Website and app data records

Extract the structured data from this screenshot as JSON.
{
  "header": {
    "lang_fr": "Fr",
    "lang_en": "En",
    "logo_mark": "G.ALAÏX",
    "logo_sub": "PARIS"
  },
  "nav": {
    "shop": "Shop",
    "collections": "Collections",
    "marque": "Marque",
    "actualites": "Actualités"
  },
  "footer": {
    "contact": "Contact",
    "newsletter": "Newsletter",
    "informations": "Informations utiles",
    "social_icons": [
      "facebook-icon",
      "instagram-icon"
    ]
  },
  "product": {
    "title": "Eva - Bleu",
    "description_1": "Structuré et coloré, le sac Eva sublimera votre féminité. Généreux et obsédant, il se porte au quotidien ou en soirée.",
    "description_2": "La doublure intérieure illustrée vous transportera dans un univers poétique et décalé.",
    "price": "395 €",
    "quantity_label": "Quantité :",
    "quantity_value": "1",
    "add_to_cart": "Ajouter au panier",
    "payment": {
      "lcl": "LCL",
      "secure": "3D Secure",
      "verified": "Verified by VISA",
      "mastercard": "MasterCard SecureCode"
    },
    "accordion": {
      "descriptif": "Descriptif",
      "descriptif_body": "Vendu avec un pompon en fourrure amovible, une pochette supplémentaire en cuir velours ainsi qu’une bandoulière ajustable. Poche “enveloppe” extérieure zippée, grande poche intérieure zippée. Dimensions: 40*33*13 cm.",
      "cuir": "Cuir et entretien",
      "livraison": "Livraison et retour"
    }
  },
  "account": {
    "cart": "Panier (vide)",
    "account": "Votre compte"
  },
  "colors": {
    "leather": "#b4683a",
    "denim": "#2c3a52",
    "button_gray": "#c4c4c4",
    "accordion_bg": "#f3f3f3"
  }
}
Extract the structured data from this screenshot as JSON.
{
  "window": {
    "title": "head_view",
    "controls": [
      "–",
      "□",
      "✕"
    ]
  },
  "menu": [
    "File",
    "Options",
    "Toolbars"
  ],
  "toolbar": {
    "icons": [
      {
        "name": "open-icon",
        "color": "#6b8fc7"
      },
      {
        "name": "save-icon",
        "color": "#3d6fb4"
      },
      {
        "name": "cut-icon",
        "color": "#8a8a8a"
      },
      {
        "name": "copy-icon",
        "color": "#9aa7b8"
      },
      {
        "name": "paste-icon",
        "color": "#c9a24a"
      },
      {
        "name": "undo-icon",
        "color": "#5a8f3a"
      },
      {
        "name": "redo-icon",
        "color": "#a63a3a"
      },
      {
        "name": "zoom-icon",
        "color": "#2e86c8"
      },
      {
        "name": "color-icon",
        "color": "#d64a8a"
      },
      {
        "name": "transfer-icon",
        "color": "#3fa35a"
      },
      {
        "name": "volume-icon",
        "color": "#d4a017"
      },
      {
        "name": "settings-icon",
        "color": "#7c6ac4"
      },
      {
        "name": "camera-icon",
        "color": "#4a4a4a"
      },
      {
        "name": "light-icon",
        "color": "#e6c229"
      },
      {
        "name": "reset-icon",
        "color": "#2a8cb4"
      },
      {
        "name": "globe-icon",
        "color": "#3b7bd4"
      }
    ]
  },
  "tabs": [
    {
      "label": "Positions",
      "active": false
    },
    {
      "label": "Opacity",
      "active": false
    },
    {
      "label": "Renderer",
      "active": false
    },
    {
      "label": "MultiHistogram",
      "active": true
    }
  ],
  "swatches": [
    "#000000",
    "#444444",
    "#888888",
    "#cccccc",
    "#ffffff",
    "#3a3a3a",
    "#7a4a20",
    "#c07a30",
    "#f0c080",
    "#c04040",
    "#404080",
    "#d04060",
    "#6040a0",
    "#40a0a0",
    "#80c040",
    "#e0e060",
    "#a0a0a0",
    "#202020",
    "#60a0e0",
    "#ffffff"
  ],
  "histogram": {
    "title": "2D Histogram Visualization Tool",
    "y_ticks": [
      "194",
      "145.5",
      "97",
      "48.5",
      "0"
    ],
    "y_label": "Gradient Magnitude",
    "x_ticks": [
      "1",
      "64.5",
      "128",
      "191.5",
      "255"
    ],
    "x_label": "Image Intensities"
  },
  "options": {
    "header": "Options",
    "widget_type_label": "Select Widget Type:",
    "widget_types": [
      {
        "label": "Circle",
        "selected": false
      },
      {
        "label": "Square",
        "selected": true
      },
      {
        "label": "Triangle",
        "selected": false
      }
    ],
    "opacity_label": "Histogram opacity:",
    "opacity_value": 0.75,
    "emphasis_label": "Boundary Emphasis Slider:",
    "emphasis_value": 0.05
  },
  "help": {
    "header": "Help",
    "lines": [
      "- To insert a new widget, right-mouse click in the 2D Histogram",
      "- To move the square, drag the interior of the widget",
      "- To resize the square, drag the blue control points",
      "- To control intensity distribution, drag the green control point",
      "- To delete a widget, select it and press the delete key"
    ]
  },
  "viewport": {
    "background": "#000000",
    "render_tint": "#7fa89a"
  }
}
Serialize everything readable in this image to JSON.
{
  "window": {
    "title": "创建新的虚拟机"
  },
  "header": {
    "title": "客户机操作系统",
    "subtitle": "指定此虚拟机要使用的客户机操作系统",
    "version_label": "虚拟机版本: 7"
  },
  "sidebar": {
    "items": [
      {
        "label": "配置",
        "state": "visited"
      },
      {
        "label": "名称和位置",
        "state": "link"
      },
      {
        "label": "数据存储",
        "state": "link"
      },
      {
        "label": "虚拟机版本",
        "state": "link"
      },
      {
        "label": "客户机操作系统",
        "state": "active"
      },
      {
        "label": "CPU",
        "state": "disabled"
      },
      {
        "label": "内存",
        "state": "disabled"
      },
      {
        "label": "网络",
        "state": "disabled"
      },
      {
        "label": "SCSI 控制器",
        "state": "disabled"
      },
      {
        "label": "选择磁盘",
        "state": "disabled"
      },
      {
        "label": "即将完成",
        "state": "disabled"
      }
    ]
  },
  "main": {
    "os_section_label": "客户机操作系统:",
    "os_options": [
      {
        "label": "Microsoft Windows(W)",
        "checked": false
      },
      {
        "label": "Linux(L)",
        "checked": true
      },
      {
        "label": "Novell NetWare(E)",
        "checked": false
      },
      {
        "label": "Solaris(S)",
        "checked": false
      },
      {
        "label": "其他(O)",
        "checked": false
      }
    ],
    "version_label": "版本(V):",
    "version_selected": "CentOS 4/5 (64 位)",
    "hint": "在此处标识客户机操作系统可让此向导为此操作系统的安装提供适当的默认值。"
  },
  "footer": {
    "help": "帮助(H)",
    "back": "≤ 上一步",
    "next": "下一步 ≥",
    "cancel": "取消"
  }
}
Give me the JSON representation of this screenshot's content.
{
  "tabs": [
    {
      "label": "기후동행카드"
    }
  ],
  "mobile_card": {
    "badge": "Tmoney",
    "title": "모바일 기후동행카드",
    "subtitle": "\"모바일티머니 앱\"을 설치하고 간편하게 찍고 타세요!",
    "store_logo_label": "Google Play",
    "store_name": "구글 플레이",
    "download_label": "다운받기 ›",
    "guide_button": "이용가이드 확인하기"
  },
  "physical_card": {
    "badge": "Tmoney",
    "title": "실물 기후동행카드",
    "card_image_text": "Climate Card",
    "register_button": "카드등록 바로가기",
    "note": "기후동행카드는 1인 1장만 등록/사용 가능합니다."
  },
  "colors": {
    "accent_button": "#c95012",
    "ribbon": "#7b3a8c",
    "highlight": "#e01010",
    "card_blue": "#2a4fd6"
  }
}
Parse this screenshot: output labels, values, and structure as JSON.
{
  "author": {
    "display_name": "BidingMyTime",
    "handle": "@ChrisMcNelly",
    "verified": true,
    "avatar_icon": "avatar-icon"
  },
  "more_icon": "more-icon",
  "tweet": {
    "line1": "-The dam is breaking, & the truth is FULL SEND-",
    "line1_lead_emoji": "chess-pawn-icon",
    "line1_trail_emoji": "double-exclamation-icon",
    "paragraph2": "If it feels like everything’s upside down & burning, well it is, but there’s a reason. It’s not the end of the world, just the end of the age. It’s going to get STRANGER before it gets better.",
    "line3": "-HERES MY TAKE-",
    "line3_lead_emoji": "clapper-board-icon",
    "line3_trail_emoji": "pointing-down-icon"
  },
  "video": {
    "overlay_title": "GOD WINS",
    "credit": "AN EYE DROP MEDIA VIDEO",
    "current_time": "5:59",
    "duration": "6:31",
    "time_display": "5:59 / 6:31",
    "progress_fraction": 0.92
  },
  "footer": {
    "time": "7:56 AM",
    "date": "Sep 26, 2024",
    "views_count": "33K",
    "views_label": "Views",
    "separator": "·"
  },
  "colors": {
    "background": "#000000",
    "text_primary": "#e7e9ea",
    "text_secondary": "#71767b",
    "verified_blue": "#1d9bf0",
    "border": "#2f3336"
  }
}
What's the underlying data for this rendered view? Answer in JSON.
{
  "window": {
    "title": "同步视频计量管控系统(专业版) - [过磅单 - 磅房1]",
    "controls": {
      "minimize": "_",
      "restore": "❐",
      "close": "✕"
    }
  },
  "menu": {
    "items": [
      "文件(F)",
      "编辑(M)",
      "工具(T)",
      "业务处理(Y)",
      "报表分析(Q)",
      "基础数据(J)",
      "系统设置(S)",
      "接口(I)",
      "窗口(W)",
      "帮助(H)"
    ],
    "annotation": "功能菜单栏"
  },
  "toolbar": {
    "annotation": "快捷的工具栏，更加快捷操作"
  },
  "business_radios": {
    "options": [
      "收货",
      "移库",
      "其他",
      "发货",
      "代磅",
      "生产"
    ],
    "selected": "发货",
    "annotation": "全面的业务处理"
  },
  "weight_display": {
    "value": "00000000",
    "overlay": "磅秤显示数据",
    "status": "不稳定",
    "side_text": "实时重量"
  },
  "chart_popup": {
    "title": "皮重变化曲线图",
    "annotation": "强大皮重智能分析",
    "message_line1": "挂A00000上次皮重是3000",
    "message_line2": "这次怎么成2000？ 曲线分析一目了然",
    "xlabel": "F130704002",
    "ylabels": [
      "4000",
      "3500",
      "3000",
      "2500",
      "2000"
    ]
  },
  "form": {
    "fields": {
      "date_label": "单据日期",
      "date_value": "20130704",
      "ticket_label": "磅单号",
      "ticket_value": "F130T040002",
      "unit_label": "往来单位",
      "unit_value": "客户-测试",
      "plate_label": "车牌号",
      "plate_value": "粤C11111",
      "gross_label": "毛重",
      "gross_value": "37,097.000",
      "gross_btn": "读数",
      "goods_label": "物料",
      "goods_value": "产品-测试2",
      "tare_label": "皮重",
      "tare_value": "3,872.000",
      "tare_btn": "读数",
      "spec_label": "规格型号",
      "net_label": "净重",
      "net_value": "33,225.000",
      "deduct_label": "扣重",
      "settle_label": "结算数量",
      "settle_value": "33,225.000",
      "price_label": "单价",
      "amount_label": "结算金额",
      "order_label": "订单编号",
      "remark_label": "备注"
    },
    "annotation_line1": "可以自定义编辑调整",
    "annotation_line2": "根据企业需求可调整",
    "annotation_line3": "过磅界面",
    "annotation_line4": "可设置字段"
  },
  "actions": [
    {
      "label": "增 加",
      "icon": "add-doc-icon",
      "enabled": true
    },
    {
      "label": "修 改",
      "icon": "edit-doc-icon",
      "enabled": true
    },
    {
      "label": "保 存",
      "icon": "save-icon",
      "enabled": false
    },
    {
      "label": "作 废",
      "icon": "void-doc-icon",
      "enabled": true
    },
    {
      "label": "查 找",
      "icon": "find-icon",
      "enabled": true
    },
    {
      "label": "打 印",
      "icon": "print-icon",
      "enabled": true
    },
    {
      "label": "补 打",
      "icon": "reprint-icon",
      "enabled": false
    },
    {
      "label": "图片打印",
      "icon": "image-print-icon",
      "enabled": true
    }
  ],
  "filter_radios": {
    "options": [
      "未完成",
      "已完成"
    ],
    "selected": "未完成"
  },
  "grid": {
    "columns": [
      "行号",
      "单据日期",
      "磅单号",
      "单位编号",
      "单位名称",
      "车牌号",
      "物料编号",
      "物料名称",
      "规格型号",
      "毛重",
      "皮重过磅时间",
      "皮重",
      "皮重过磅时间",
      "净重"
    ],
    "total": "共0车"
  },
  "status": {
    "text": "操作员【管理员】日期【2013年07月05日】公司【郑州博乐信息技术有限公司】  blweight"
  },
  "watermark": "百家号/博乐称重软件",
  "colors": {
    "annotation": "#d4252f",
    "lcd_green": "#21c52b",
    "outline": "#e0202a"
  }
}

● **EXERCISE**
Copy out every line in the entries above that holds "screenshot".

● **EXPECTED ANSWER**
Extract the structured data from this screenshot as JSON.
Extract the structured data from this screenshot as JSON.
Give me the JSON representation of this screenshot's content.
Parse this screenshot: output labels, values, and structure as JSON.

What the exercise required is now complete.